WORK REQUIRED: Of the lines below, report only those that contain "yam天空部落".
DATA FOR PROCESSING START
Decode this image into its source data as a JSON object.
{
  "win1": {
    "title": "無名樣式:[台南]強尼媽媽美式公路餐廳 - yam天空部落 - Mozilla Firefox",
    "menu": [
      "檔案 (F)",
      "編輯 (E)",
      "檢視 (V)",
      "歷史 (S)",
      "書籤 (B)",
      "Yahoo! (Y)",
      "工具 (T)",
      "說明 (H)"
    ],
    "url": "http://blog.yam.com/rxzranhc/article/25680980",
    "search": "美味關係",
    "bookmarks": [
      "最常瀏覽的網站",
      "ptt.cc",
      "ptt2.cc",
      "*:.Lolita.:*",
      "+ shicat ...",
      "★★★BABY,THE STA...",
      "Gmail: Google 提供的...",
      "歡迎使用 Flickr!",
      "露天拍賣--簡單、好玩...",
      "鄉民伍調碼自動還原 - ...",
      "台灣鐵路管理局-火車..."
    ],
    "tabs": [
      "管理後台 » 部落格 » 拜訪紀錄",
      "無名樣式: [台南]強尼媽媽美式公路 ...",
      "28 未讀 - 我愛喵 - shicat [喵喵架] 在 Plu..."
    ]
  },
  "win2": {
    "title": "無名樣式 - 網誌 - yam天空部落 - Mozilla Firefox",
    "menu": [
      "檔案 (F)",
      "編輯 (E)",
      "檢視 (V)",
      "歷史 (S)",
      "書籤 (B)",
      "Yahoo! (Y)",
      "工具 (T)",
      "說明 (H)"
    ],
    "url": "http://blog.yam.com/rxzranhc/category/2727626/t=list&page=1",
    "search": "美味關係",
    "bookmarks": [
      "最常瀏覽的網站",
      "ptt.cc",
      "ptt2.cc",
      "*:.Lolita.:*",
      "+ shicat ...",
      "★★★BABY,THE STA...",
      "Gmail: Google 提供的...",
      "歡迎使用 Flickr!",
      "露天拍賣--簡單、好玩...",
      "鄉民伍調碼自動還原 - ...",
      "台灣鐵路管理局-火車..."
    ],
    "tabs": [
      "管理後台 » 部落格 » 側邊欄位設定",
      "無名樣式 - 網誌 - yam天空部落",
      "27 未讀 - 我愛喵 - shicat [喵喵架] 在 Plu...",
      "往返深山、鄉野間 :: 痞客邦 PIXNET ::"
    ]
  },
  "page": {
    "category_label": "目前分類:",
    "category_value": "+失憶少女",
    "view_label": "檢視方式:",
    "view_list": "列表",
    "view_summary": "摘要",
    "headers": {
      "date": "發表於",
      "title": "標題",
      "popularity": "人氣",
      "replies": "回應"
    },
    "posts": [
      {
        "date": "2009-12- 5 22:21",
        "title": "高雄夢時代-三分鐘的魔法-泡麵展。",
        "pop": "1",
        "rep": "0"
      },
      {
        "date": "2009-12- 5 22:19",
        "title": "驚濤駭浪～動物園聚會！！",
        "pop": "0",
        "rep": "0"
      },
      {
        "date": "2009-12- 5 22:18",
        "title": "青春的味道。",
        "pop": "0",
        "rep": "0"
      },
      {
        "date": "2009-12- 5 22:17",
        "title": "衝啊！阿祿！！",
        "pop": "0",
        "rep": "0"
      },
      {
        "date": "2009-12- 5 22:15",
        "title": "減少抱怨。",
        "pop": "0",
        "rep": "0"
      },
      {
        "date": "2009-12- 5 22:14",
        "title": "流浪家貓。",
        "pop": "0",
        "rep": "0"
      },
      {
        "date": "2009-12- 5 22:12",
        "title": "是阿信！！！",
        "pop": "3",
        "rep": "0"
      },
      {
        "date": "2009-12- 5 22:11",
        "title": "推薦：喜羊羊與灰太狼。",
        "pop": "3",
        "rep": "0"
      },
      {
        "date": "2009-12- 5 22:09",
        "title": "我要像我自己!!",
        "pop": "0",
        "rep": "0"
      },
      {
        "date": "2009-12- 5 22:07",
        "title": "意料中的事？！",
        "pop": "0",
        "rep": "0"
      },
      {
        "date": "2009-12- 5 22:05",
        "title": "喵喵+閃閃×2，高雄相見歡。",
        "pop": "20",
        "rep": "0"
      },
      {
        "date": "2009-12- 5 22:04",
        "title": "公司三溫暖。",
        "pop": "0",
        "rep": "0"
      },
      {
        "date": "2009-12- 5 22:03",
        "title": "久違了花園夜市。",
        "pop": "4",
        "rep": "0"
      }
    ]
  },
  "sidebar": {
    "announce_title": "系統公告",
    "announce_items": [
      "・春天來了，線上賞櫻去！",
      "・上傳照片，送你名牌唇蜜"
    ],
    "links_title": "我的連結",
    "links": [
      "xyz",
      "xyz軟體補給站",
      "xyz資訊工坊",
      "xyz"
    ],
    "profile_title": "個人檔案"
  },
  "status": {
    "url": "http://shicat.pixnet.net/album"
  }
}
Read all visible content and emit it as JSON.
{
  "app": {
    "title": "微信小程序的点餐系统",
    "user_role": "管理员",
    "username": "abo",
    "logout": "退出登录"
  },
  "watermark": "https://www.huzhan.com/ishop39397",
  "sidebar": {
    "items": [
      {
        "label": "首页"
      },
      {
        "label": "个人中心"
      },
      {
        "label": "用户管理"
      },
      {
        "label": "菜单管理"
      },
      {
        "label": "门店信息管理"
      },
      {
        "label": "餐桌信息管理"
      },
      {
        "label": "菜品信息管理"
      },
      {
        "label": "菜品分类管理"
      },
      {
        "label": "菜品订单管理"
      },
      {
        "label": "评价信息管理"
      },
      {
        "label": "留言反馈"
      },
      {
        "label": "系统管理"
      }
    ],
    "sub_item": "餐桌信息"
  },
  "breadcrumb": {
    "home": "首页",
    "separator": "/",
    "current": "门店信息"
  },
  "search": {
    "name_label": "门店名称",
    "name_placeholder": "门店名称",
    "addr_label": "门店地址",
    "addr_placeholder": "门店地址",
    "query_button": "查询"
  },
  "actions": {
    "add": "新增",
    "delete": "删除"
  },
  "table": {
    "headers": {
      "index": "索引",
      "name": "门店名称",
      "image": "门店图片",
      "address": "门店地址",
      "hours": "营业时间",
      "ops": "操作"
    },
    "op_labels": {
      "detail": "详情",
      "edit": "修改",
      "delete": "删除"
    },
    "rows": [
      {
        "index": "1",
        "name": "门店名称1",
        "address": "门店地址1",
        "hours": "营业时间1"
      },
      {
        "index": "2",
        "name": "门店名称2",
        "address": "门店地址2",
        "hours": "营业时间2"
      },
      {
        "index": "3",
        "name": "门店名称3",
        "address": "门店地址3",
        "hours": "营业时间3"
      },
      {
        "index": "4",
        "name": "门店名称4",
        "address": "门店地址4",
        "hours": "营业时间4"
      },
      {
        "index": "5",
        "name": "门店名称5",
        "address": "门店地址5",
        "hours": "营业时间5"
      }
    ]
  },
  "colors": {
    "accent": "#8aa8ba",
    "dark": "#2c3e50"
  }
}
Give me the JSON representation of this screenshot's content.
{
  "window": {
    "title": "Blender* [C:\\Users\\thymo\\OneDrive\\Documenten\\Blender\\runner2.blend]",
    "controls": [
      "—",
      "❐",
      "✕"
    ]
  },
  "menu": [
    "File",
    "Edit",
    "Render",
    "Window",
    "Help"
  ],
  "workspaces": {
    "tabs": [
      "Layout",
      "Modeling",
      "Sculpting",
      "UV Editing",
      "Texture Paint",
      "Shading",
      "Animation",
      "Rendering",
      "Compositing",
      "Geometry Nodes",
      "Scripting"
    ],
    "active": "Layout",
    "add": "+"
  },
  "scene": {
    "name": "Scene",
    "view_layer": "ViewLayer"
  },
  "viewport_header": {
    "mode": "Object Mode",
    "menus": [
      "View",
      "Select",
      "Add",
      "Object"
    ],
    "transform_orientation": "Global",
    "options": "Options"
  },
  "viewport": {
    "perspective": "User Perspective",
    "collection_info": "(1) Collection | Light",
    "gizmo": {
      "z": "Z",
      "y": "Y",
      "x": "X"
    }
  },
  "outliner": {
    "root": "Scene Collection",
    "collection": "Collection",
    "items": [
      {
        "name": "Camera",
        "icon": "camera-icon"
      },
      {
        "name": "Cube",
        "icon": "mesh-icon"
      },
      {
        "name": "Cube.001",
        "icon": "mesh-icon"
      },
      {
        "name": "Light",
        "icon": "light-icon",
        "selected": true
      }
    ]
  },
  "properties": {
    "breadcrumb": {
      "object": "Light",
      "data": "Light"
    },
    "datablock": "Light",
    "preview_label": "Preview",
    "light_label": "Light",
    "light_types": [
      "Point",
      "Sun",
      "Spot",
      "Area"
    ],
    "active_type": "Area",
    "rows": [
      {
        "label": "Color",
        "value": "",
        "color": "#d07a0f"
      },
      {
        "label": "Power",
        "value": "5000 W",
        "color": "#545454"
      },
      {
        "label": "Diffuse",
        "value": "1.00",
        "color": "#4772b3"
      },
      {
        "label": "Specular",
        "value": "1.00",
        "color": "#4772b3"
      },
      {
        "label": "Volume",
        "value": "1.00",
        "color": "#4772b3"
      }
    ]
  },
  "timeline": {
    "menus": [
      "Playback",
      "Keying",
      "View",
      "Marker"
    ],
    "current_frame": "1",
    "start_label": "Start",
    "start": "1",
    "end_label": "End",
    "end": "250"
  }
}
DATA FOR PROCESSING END
EXERCISE SOLUTION:
    "title": "無名樣式:[台南]強尼媽媽美式公路餐廳 - yam天空部落 - Mozilla Firefox",
    "title": "無名樣式 - 網誌 - yam天空部落 - Mozilla Firefox",
      "無名樣式 - 網誌 - yam天空部落",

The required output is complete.